The two buttons I added to the circuit increment and decrement the time. I also added a startup sequence. All the LEDs will flash a few times, then the registers will step through each word and light up each one. When the startup sequence is complete, the time is automatically displayed.
Pressing the UP button moves the clock forward. Pressing the DOWN button moves the clock backwards. Pressing them both together displays the startup sequence again.
I’ve seen a few other word clock examples online. Most are basically counting milliseconds as a time base. That’s not very accurate. I know a word clock isn’t supposed to be super-accurate. The display of time is an approximation, but what good is it if the clock says “IT IS QUARTER TO FIVE” when it’s really 4:37? The display of time isn’t precise, but the keeping of timing should be. It’s a clock after all!

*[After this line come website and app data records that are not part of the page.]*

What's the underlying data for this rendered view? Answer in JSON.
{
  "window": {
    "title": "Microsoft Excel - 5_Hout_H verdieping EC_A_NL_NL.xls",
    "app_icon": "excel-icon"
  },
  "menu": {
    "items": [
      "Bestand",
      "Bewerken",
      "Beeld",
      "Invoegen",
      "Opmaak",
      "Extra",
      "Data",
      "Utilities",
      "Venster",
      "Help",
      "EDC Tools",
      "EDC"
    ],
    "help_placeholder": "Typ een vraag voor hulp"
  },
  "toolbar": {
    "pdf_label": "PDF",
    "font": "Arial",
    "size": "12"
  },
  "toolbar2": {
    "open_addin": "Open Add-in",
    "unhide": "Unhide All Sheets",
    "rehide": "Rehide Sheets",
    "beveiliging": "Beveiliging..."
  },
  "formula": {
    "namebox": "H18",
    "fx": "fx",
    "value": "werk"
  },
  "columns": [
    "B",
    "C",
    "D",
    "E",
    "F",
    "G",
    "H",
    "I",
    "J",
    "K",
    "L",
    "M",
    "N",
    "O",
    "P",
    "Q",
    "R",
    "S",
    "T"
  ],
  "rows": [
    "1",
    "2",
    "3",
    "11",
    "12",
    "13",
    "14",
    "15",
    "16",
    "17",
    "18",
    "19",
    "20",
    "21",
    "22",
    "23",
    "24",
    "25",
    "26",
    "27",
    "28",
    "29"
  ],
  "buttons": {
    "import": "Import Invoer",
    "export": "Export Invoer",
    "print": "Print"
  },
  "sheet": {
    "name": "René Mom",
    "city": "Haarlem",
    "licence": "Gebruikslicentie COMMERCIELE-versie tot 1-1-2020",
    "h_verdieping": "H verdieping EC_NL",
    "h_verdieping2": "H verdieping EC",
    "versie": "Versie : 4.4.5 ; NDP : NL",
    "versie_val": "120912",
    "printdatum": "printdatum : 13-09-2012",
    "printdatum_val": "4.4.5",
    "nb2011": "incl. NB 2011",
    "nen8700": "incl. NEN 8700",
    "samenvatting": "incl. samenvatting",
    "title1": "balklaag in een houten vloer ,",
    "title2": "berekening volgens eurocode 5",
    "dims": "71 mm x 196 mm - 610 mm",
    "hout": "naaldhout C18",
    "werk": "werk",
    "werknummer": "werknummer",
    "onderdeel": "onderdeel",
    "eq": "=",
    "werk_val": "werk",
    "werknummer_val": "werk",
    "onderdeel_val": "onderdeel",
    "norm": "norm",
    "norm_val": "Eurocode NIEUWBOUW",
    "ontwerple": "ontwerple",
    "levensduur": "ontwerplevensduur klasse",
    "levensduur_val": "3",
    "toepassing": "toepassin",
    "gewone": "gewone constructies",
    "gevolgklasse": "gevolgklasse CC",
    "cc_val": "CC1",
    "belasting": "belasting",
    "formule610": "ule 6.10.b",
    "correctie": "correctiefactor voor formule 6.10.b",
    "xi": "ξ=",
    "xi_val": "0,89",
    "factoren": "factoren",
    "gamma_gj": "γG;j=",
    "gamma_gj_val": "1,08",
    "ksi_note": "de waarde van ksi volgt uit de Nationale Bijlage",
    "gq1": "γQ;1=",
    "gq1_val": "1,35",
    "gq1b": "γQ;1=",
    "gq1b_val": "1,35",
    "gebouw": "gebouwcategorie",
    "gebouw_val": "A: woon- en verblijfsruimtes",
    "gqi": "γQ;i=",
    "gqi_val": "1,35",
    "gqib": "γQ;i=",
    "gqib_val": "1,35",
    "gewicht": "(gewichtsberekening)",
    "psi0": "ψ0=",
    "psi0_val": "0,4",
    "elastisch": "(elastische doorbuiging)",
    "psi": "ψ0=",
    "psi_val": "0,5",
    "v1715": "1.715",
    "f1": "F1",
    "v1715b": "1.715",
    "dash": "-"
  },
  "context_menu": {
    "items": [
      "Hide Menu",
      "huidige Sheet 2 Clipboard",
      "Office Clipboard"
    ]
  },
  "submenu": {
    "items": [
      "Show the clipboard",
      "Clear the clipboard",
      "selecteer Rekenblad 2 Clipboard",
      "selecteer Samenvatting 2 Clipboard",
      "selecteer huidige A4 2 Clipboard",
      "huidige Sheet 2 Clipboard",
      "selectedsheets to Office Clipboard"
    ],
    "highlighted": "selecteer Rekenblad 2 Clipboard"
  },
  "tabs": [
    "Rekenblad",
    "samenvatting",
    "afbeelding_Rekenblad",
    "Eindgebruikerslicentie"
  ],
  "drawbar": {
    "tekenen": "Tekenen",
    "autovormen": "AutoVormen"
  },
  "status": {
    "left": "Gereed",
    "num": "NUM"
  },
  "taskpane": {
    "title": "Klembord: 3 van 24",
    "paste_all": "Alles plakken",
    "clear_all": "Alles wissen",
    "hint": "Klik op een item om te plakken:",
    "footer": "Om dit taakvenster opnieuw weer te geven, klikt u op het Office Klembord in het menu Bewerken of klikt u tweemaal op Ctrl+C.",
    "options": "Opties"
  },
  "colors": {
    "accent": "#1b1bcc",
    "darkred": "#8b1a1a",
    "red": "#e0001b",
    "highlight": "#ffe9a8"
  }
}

With that said, I decided to use the DS3231 as a time base like I did with my LCD Clock. The DS3231 is a super-accurate real time clock. You’ll need to get your hands on a ChronoDot breakout board since the DS3231 is an SMD chip and won’t fit in your breadboard.
I added the ChronoDot to my circuit and incorporated it into my sketch.
Now you’ll see the clock is set to “IT IS HALF PAST TEN”. I’ll kill power to the clock and then start it back up. After the startup sequence, the time is read back in from the DS3231 and the time is automatically set back to “IT IS HALF PAST TEN”.
I can’t wait to finish up the display and get to work on the board.